• _ASSIGNED TASK_
If a line of the data below holds the string "height", copy it.

• _PROVIDED DATA_
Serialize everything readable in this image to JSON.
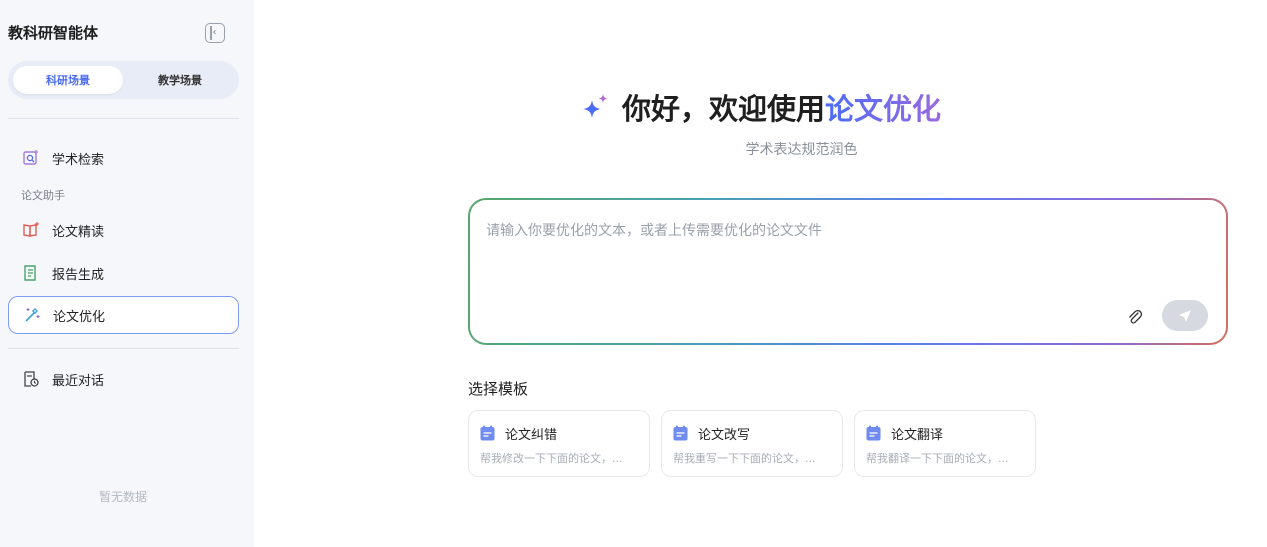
{
  "sidebar": {
    "app_title": "教科研智能体",
    "scene_tabs": [
      {
        "label": "科研场景",
        "active": true
      },
      {
        "label": "教学场景",
        "active": false
      }
    ],
    "nav": {
      "search": {
        "label": "学术检索",
        "icon": "search-image-icon"
      },
      "section_label": "论文助手",
      "reading": {
        "label": "论文精读",
        "icon": "open-book-icon"
      },
      "report": {
        "label": "报告生成",
        "icon": "report-list-icon"
      },
      "optimize": {
        "label": "论文优化",
        "icon": "magic-wand-icon",
        "active": true
      },
      "recent": {
        "label": "最近对话",
        "icon": "history-doc-icon"
      }
    },
    "empty_hint": "暂无数据"
  },
  "main": {
    "greeting": "你好，欢迎使用",
    "highlight": "论文优化",
    "subtitle": "学术表达规范润色",
    "input": {
      "placeholder": "请输入你要优化的文本，或者上传需要优化的论文文件",
      "value": ""
    },
    "template_heading": "选择模板",
    "templates": [
      {
        "title": "论文纠错",
        "desc": "帮我修改一下下面的论文，..."
      },
      {
        "title": "论文改写",
        "desc": "帮我重写一下下面的论文，..."
      },
      {
        "title": "论文翻译",
        "desc": "帮我翻译一下下面的论文，..."
      }
    ]
  },
  "colors": {
    "accent": "#4b6cf7",
    "accent_purple": "#9a6ae0",
    "sidebar_bg": "#f5f7fb",
    "send_disabled": "#d6d9e0"
  }
}
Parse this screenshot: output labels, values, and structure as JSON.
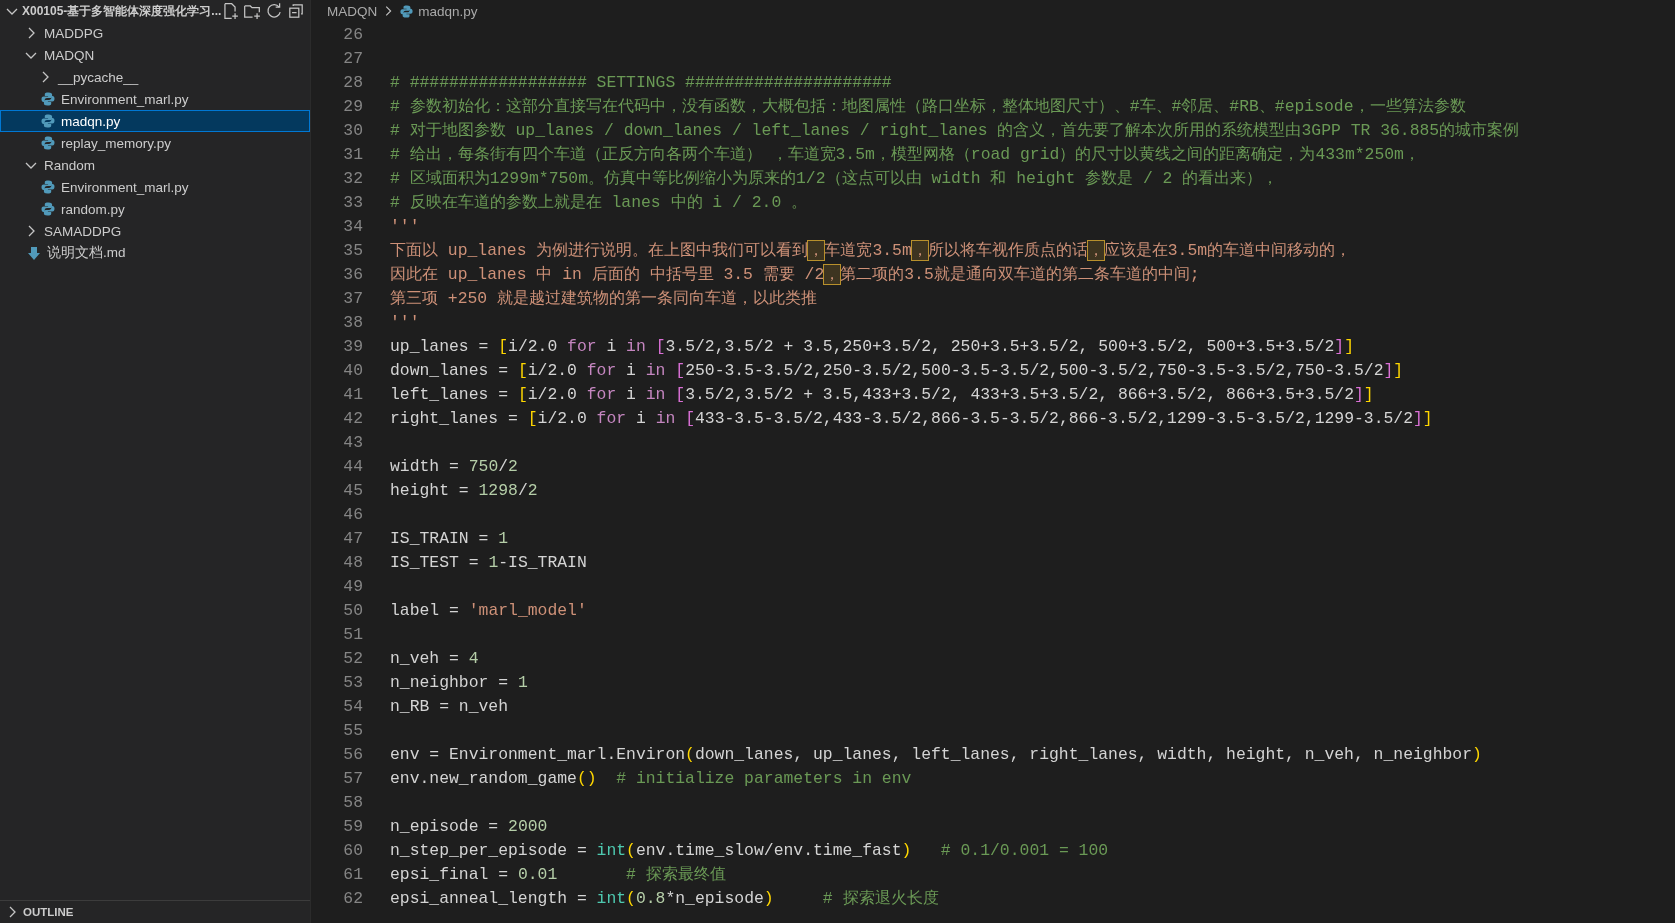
{
  "explorer": {
    "title": "X00105-基于多智能体深度强化学习...",
    "tree": [
      {
        "label": "MADDPG",
        "kind": "folder",
        "expanded": false,
        "selected": false
      },
      {
        "label": "MADQN",
        "kind": "folder",
        "expanded": true,
        "selected": false,
        "children": [
          {
            "label": "__pycache__",
            "kind": "folder",
            "expanded": false,
            "selected": false
          },
          {
            "label": "Environment_marl.py",
            "kind": "python",
            "selected": false
          },
          {
            "label": "madqn.py",
            "kind": "python",
            "selected": true
          },
          {
            "label": "replay_memory.py",
            "kind": "python",
            "selected": false
          }
        ]
      },
      {
        "label": "Random",
        "kind": "folder",
        "expanded": true,
        "selected": false,
        "children": [
          {
            "label": "Environment_marl.py",
            "kind": "python",
            "selected": false
          },
          {
            "label": "random.py",
            "kind": "python",
            "selected": false
          }
        ]
      },
      {
        "label": "SAMADDPG",
        "kind": "folder",
        "expanded": false,
        "selected": false
      },
      {
        "label": "说明文档.md",
        "kind": "markdown",
        "selected": false
      }
    ],
    "outline": {
      "title": "OUTLINE",
      "expanded": false
    }
  },
  "breadcrumbs": [
    {
      "label": "MADQN",
      "kind": "folder"
    },
    {
      "label": "madqn.py",
      "kind": "python"
    }
  ],
  "editor": {
    "lines": [
      {
        "number": "26"
      },
      {
        "number": "27"
      },
      {
        "number": "28",
        "tokens": [
          {
            "text": "# ################## SETTINGS #####################",
            "kind": "comment"
          }
        ]
      },
      {
        "number": "29",
        "tokens": [
          {
            "text": "# 参数初始化：这部分直接写在代码中，没有函数，大概包括：地图属性（路口坐标，整体地图尺寸）、#车、#邻居、#RB、#episode，一些算法参数",
            "kind": "comment"
          }
        ]
      },
      {
        "number": "30",
        "tokens": [
          {
            "text": "# 对于地图参数 up_lanes / down_lanes / left_lanes / right_lanes 的含义，首先要了解本次所用的系统模型由3GPP TR 36.885的城市案例",
            "kind": "comment"
          }
        ]
      },
      {
        "number": "31",
        "tokens": [
          {
            "text": "# 给出，每条街有四个车道（正反方向各两个车道） ，车道宽3.5m，模型网格（road grid）的尺寸以黄线之间的距离确定，为433m*250m，",
            "kind": "comment"
          }
        ]
      },
      {
        "number": "32",
        "tokens": [
          {
            "text": "# 区域面积为1299m*750m。仿真中等比例缩小为原来的1/2（这点可以由 width 和 height 参数是 / 2 的看出来），",
            "kind": "comment"
          }
        ]
      },
      {
        "number": "33",
        "tokens": [
          {
            "text": "# 反映在车道的参数上就是在 lanes 中的 i / 2.0 。",
            "kind": "comment"
          }
        ]
      },
      {
        "number": "34",
        "tokens": [
          {
            "text": "'''",
            "kind": "docstring"
          }
        ]
      },
      {
        "number": "35",
        "tokens": [
          {
            "text": "下面以 up_lanes 为例进行说明。在上图中我们可以看到",
            "kind": "docstring"
          },
          {
            "text": "，",
            "kind": "flagged"
          },
          {
            "text": "车道宽3.5m",
            "kind": "docstring"
          },
          {
            "text": "，",
            "kind": "flagged"
          },
          {
            "text": "所以将车视作质点的话",
            "kind": "docstring"
          },
          {
            "text": "，",
            "kind": "flagged"
          },
          {
            "text": "应该是在3.5m的车道中间移动的，",
            "kind": "docstring"
          }
        ]
      },
      {
        "number": "36",
        "tokens": [
          {
            "text": "因此在 up_lanes 中 in 后面的 中括号里 3.5 需要 /2",
            "kind": "docstring"
          },
          {
            "text": "，",
            "kind": "flagged"
          },
          {
            "text": "第二项的3.5就是通向双车道的第二条车道的中间;",
            "kind": "docstring"
          }
        ]
      },
      {
        "number": "37",
        "tokens": [
          {
            "text": "第三项 +250 就是越过建筑物的第一条同向车道，以此类推",
            "kind": "docstring"
          }
        ]
      },
      {
        "number": "38",
        "tokens": [
          {
            "text": "'''",
            "kind": "docstring"
          }
        ]
      },
      {
        "number": "39",
        "tokens": [
          {
            "text": "up_lanes = ",
            "kind": "plain"
          },
          {
            "text": "[",
            "kind": "bracket1"
          },
          {
            "text": "i/2.0 ",
            "kind": "plain"
          },
          {
            "text": "for",
            "kind": "keyword"
          },
          {
            "text": " i ",
            "kind": "plain"
          },
          {
            "text": "in ",
            "kind": "keyword"
          },
          {
            "text": "[",
            "kind": "bracket2"
          },
          {
            "text": "3.5/2,3.5/2 + 3.5,250+3.5/2, 250+3.5+3.5/2, 500+3.5/2, 500+3.5+3.5/2",
            "kind": "plain"
          },
          {
            "text": "]",
            "kind": "bracket2"
          },
          {
            "text": "]",
            "kind": "bracket1"
          }
        ]
      },
      {
        "number": "40",
        "tokens": [
          {
            "text": "down_lanes = ",
            "kind": "plain"
          },
          {
            "text": "[",
            "kind": "bracket1"
          },
          {
            "text": "i/2.0 ",
            "kind": "plain"
          },
          {
            "text": "for",
            "kind": "keyword"
          },
          {
            "text": " i ",
            "kind": "plain"
          },
          {
            "text": "in ",
            "kind": "keyword"
          },
          {
            "text": "[",
            "kind": "bracket2"
          },
          {
            "text": "250-3.5-3.5/2,250-3.5/2,500-3.5-3.5/2,500-3.5/2,750-3.5-3.5/2,750-3.5/2",
            "kind": "plain"
          },
          {
            "text": "]",
            "kind": "bracket2"
          },
          {
            "text": "]",
            "kind": "bracket1"
          }
        ]
      },
      {
        "number": "41",
        "tokens": [
          {
            "text": "left_lanes = ",
            "kind": "plain"
          },
          {
            "text": "[",
            "kind": "bracket1"
          },
          {
            "text": "i/2.0 ",
            "kind": "plain"
          },
          {
            "text": "for",
            "kind": "keyword"
          },
          {
            "text": " i ",
            "kind": "plain"
          },
          {
            "text": "in ",
            "kind": "keyword"
          },
          {
            "text": "[",
            "kind": "bracket2"
          },
          {
            "text": "3.5/2,3.5/2 + 3.5,433+3.5/2, 433+3.5+3.5/2, 866+3.5/2, 866+3.5+3.5/2",
            "kind": "plain"
          },
          {
            "text": "]",
            "kind": "bracket2"
          },
          {
            "text": "]",
            "kind": "bracket1"
          }
        ]
      },
      {
        "number": "42",
        "tokens": [
          {
            "text": "right_lanes = ",
            "kind": "plain"
          },
          {
            "text": "[",
            "kind": "bracket1"
          },
          {
            "text": "i/2.0 ",
            "kind": "plain"
          },
          {
            "text": "for",
            "kind": "keyword"
          },
          {
            "text": " i ",
            "kind": "plain"
          },
          {
            "text": "in ",
            "kind": "keyword"
          },
          {
            "text": "[",
            "kind": "bracket2"
          },
          {
            "text": "433-3.5-3.5/2,433-3.5/2,866-3.5-3.5/2,866-3.5/2,1299-3.5-3.5/2,1299-3.5/2",
            "kind": "plain"
          },
          {
            "text": "]",
            "kind": "bracket2"
          },
          {
            "text": "]",
            "kind": "bracket1"
          }
        ]
      },
      {
        "number": "43"
      },
      {
        "number": "44",
        "tokens": [
          {
            "text": "width = ",
            "kind": "plain"
          },
          {
            "text": "750",
            "kind": "number"
          },
          {
            "text": "/",
            "kind": "plain"
          },
          {
            "text": "2",
            "kind": "number"
          }
        ]
      },
      {
        "number": "45",
        "tokens": [
          {
            "text": "height = ",
            "kind": "plain"
          },
          {
            "text": "1298",
            "kind": "number"
          },
          {
            "text": "/",
            "kind": "plain"
          },
          {
            "text": "2",
            "kind": "number"
          }
        ]
      },
      {
        "number": "46"
      },
      {
        "number": "47",
        "tokens": [
          {
            "text": "IS_TRAIN = ",
            "kind": "plain"
          },
          {
            "text": "1",
            "kind": "number"
          }
        ]
      },
      {
        "number": "48",
        "tokens": [
          {
            "text": "IS_TEST = ",
            "kind": "plain"
          },
          {
            "text": "1",
            "kind": "number"
          },
          {
            "text": "-IS_TRAIN",
            "kind": "plain"
          }
        ]
      },
      {
        "number": "49"
      },
      {
        "number": "50",
        "tokens": [
          {
            "text": "label = ",
            "kind": "plain"
          },
          {
            "text": "'marl_model'",
            "kind": "string"
          }
        ]
      },
      {
        "number": "51"
      },
      {
        "number": "52",
        "tokens": [
          {
            "text": "n_veh = ",
            "kind": "plain"
          },
          {
            "text": "4",
            "kind": "number"
          }
        ]
      },
      {
        "number": "53",
        "tokens": [
          {
            "text": "n_neighbor = ",
            "kind": "plain"
          },
          {
            "text": "1",
            "kind": "number"
          }
        ]
      },
      {
        "number": "54",
        "tokens": [
          {
            "text": "n_RB = n_veh",
            "kind": "plain"
          }
        ]
      },
      {
        "number": "55"
      },
      {
        "number": "56",
        "tokens": [
          {
            "text": "env = Environment_marl.Environ",
            "kind": "plain"
          },
          {
            "text": "(",
            "kind": "bracket1"
          },
          {
            "text": "down_lanes, up_lanes, left_lanes, right_lanes, width, height, n_veh, n_neighbor",
            "kind": "plain"
          },
          {
            "text": ")",
            "kind": "bracket1"
          }
        ]
      },
      {
        "number": "57",
        "tokens": [
          {
            "text": "env.new_random_game",
            "kind": "plain"
          },
          {
            "text": "()",
            "kind": "bracket1"
          },
          {
            "text": "  # initialize parameters in env",
            "kind": "comment"
          }
        ]
      },
      {
        "number": "58"
      },
      {
        "number": "59",
        "tokens": [
          {
            "text": "n_episode = ",
            "kind": "plain"
          },
          {
            "text": "2000",
            "kind": "number"
          }
        ]
      },
      {
        "number": "60",
        "tokens": [
          {
            "text": "n_step_per_episode = ",
            "kind": "plain"
          },
          {
            "text": "int",
            "kind": "builtin"
          },
          {
            "text": "(",
            "kind": "bracket1"
          },
          {
            "text": "env.time_slow/env.time_fast",
            "kind": "plain"
          },
          {
            "text": ")",
            "kind": "bracket1"
          },
          {
            "text": "   # 0.1/0.001 = 100",
            "kind": "comment"
          }
        ]
      },
      {
        "number": "61",
        "tokens": [
          {
            "text": "epsi_final = ",
            "kind": "plain"
          },
          {
            "text": "0.01",
            "kind": "number"
          },
          {
            "text": "       # 探索最终值",
            "kind": "comment"
          }
        ]
      },
      {
        "number": "62",
        "tokens": [
          {
            "text": "epsi_anneal_length = ",
            "kind": "plain"
          },
          {
            "text": "int",
            "kind": "builtin"
          },
          {
            "text": "(",
            "kind": "bracket1"
          },
          {
            "text": "0.8",
            "kind": "number"
          },
          {
            "text": "*n_episode",
            "kind": "plain"
          },
          {
            "text": ")",
            "kind": "bracket1"
          },
          {
            "text": "     # 探索退火长度",
            "kind": "comment"
          }
        ]
      }
    ]
  }
}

• _EXERCISE RESPONSE_
            "text": "# 区域面积为1299m*750m。仿真中等比例缩小为原来的1/2（这点可以由 width 和 height 参数是 / 2 的看出来），",
            "text": "height = ",
            "text": "down_lanes, up_lanes, left_lanes, right_lanes, width, height, n_veh, n_neighbor",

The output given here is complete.